This is a gritty murder mystery set in West London. Neely shares a flat with her girlfriend Angela. Neely is middle class and abandoned her PhD to become an office manager in London. Angela is local and grew up in the school of hard knocks. Her life changed radically when she had her first epileptic seizure at age nine. Her older sister Andrea protects her fiercely.
Despite the huge difference in background, style and outlook, Neely and Angela are very happy together. Then, as the year draws close to Christmas, Neely comes home to find their flat empty. The worst thing imaginable has happened. What follows in a series of brilliantly interwoven flashbacks/flash forwards is the story of who they - and various friends and family - really are. Neely learns things about Angela that Angela never told her. The milieu in which they live is full of druggies, would-be musicians and refugees. Everyone swears a lot. In fact, the whole tenor of modern life is vividly portrayed, often in sentences that sing with interesting word craft. Kite can really write and we look forward to her next book. London is as much a character as the people.

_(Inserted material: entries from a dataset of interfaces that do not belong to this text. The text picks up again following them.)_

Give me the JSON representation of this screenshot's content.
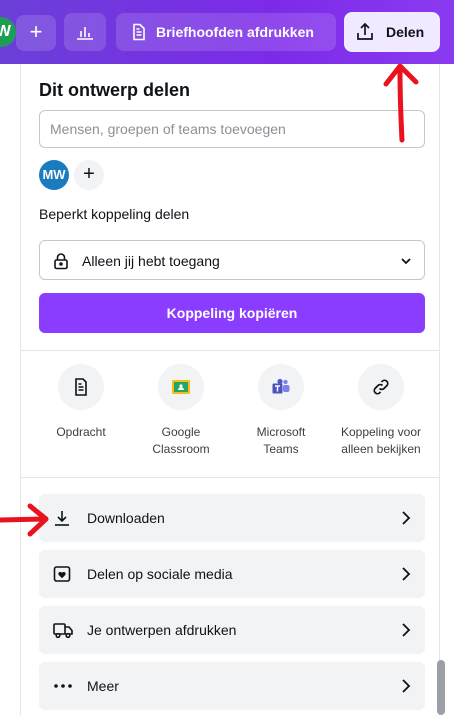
{
  "topbar": {
    "avatar_initial": "W",
    "add_label": "+",
    "print_label": "Briefhoofden afdrukken",
    "share_label": "Delen"
  },
  "panel": {
    "title": "Dit ontwerp delen",
    "people_input": {
      "value": "",
      "placeholder": "Mensen, groepen of teams toevoegen"
    },
    "avatar_initials": "MW",
    "add_person": "+",
    "section_label": "Beperkt koppeling delen",
    "access_select": "Alleen jij hebt toegang",
    "copy_link": "Koppeling kopiëren",
    "share_options": [
      {
        "label_line1": "Opdracht",
        "label_line2": "",
        "icon": "assignment-icon"
      },
      {
        "label_line1": "Google",
        "label_line2": "Classroom",
        "icon": "google-classroom-icon"
      },
      {
        "label_line1": "Microsoft",
        "label_line2": "Teams",
        "icon": "microsoft-teams-icon"
      },
      {
        "label_line1": "Koppeling voor",
        "label_line2": "alleen bekijken",
        "icon": "link-icon"
      }
    ],
    "actions": [
      {
        "label": "Downloaden",
        "icon": "download-icon"
      },
      {
        "label": "Delen op sociale media",
        "icon": "heart-social-icon"
      },
      {
        "label": "Je ontwerpen afdrukken",
        "icon": "delivery-truck-icon"
      },
      {
        "label": "Meer",
        "icon": "more-dots-icon"
      }
    ]
  },
  "colors": {
    "topbar": "#7d2ae8",
    "primary_button": "#8b3dff",
    "annotation": "#e8131f"
  }
}
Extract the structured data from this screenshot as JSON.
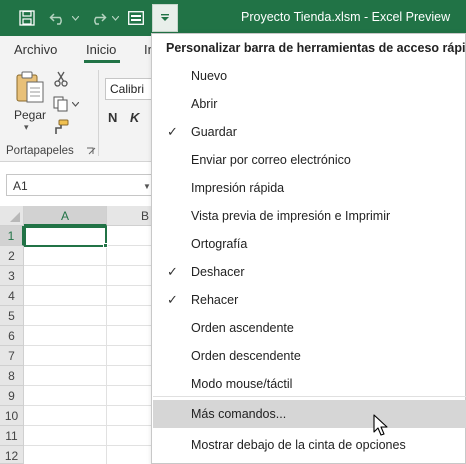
{
  "window": {
    "title": "Proyecto Tienda.xlsm  -  Excel Preview",
    "accent_color": "#217346"
  },
  "quick_access": {
    "save_icon": "save-icon",
    "undo_icon": "undo-icon",
    "redo_icon": "redo-icon",
    "form_icon": "form-icon",
    "customize_icon": "customize-qat-icon"
  },
  "ribbon": {
    "tabs": [
      {
        "label": "Archivo"
      },
      {
        "label": "Inicio"
      },
      {
        "label": "In"
      }
    ],
    "active_tab": "Inicio",
    "clipboard": {
      "paste_label": "Pegar",
      "group_label": "Portapapeles"
    },
    "font": {
      "name": "Calibri",
      "bold": "N",
      "italic": "K"
    }
  },
  "formula_bar": {
    "name_box": "A1"
  },
  "sheet": {
    "columns": [
      "A",
      "B"
    ],
    "selected_column": "A",
    "rows": [
      "1",
      "2",
      "3",
      "4",
      "5",
      "6",
      "7",
      "8",
      "9",
      "10",
      "11",
      "12"
    ],
    "selected_row": "1"
  },
  "qat_menu": {
    "header": "Personalizar barra de herramientas de acceso rápido",
    "items": [
      {
        "label": "Nuevo",
        "checked": false
      },
      {
        "label": "Abrir",
        "checked": false
      },
      {
        "label": "Guardar",
        "checked": true
      },
      {
        "label": "Enviar por correo electrónico",
        "checked": false
      },
      {
        "label": "Impresión rápida",
        "checked": false
      },
      {
        "label": "Vista previa de impresión e Imprimir",
        "checked": false
      },
      {
        "label": "Ortografía",
        "checked": false
      },
      {
        "label": "Deshacer",
        "checked": true
      },
      {
        "label": "Rehacer",
        "checked": true
      },
      {
        "label": "Orden ascendente",
        "checked": false
      },
      {
        "label": "Orden descendente",
        "checked": false
      },
      {
        "label": "Modo mouse/táctil",
        "checked": false
      },
      {
        "label": "Más comandos...",
        "checked": false,
        "hovered": true
      },
      {
        "label": "Mostrar debajo de la cinta de opciones",
        "checked": false
      }
    ],
    "check_glyph": "✓"
  }
}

This is a totally new kind of murder mystery. We do find out who dunnit (pretty much), but there’s actually more interest in the response of the characters, particularly when Neely uses the press for her own ends, flagrantly confabulating a version of events that bears little resemblance to the truth. All the characters and the lives they lead are distinctly believable (unlike the last novel I read). So satisfying when a book exceeds expectations. Incidentally, this book was produced by Unbound, an organisation that crowdfunds authors, who receive around 50% of profits rather than the pitiful percentage authors usually get. Finally: I can see it being a brilliant movie. Much meatier than Girl on a Train.